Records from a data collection
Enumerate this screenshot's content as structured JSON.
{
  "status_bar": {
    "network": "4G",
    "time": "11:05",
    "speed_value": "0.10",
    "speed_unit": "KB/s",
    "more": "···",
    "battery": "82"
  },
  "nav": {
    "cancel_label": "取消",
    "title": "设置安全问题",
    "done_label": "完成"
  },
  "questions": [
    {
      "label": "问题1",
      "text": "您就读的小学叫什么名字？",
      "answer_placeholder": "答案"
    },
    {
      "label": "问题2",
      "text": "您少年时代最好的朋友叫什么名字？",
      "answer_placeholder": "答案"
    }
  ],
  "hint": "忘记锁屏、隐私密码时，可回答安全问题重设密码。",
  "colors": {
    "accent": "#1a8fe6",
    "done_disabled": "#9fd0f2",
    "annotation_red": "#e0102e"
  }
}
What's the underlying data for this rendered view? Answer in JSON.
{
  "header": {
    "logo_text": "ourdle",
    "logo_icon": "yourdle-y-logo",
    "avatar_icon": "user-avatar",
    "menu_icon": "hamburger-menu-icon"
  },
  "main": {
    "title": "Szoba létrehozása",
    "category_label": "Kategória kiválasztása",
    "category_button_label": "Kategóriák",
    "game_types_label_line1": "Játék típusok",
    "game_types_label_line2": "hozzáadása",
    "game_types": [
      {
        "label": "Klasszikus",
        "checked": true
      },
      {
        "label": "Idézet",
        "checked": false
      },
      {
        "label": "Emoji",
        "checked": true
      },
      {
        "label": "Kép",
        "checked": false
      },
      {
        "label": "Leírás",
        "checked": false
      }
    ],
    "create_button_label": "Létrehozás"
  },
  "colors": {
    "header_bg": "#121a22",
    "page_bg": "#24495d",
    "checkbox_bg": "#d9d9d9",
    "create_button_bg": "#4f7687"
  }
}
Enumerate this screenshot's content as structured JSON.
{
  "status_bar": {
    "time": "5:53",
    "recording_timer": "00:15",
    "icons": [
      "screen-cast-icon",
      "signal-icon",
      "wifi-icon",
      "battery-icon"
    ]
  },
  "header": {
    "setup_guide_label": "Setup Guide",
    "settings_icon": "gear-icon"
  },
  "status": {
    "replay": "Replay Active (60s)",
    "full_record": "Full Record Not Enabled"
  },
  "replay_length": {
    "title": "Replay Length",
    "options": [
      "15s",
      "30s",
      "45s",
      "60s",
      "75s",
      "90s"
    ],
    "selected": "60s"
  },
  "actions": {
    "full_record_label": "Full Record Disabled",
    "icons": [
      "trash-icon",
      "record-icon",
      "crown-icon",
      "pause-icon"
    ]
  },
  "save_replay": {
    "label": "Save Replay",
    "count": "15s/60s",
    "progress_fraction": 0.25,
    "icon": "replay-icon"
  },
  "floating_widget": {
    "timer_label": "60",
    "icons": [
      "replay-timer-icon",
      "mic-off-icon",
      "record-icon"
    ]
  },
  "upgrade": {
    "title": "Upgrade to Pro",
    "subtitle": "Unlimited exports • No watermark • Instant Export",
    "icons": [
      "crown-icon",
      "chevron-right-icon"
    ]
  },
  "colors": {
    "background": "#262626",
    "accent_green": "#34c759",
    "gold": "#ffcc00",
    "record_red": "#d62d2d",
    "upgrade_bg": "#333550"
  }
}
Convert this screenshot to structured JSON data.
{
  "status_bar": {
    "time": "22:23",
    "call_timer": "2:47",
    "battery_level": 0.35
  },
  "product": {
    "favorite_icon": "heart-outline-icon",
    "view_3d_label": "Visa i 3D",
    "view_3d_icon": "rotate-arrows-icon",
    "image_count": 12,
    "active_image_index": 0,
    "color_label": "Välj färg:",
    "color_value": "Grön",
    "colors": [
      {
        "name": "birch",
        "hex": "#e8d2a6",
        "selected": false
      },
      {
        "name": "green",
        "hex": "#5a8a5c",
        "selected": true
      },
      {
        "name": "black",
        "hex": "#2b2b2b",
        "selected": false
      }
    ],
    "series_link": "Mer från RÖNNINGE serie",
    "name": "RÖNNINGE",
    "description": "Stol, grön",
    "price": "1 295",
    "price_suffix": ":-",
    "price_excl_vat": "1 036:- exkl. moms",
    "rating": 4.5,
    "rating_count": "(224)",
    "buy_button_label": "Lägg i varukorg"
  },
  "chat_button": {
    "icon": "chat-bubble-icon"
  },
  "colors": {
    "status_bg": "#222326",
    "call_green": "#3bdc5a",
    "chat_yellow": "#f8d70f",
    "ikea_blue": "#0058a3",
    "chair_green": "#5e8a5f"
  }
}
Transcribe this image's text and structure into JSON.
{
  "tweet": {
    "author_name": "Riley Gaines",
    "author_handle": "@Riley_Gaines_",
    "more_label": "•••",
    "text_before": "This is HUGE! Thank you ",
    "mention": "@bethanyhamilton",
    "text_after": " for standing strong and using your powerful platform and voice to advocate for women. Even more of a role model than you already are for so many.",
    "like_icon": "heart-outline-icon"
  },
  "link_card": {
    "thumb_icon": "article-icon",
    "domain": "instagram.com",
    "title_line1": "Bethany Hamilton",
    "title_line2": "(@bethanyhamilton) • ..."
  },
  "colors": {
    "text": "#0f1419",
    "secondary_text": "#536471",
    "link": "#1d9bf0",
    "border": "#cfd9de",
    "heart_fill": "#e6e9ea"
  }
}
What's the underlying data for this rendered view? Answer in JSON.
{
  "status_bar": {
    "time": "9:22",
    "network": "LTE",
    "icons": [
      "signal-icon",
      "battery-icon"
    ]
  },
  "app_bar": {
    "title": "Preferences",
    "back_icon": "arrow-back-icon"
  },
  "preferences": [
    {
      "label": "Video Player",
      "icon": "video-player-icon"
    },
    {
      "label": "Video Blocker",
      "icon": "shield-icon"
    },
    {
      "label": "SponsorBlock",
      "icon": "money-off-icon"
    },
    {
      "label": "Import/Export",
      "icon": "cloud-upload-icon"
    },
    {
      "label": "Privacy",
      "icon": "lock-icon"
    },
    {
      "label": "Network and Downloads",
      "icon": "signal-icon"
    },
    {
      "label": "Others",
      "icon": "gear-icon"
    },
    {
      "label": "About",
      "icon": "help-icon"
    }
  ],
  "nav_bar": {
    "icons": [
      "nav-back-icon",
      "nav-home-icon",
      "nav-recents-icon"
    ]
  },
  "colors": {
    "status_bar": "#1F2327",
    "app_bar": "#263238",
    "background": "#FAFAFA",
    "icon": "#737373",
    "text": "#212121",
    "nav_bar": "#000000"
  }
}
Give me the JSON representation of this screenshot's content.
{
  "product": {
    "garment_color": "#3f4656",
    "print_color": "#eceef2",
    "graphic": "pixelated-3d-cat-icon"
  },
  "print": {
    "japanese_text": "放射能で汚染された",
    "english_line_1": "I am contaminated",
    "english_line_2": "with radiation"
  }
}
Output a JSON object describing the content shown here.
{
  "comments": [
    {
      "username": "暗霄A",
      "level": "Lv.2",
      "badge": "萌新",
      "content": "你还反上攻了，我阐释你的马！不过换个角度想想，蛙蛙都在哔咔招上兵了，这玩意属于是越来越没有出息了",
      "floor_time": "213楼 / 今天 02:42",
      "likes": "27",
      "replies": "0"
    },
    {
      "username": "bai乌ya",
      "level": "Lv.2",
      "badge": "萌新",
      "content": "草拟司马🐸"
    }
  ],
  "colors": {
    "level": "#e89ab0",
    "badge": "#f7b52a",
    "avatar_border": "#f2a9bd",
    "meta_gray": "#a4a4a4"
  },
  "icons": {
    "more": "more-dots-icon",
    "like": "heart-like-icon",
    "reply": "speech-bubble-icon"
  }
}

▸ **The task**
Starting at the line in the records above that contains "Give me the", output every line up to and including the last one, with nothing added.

▸ **Solved exercise**
Give me the JSON representation of this screenshot's content.
{
  "product": {
    "garment_color": "#3f4656",
    "print_color": "#eceef2",
    "graphic": "pixelated-3d-cat-icon"
  },
  "print": {
    "japanese_text": "放射能で汚染された",
    "english_line_1": "I am contaminated",
    "english_line_2": "with radiation"
  }
}
Output a JSON object describing the content shown here.
{
  "comments": [
    {
      "username": "暗霄A",
      "level": "Lv.2",
      "badge": "萌新",
      "content": "你还反上攻了，我阐释你的马！不过换个角度想想，蛙蛙都在哔咔招上兵了，这玩意属于是越来越没有出息了",
      "floor_time": "213楼 / 今天 02:42",
      "likes": "27",
      "replies": "0"
    },
    {
      "username": "bai乌ya",
      "level": "Lv.2",
      "badge": "萌新",
      "content": "草拟司马🐸"
    }
  ],
  "colors": {
    "level": "#e89ab0",
    "badge": "#f7b52a",
    "avatar_border": "#f2a9bd",
    "meta_gray": "#a4a4a4"
  },
  "icons": {
    "more": "more-dots-icon",
    "like": "heart-like-icon",
    "reply": "speech-bubble-icon"
  }
}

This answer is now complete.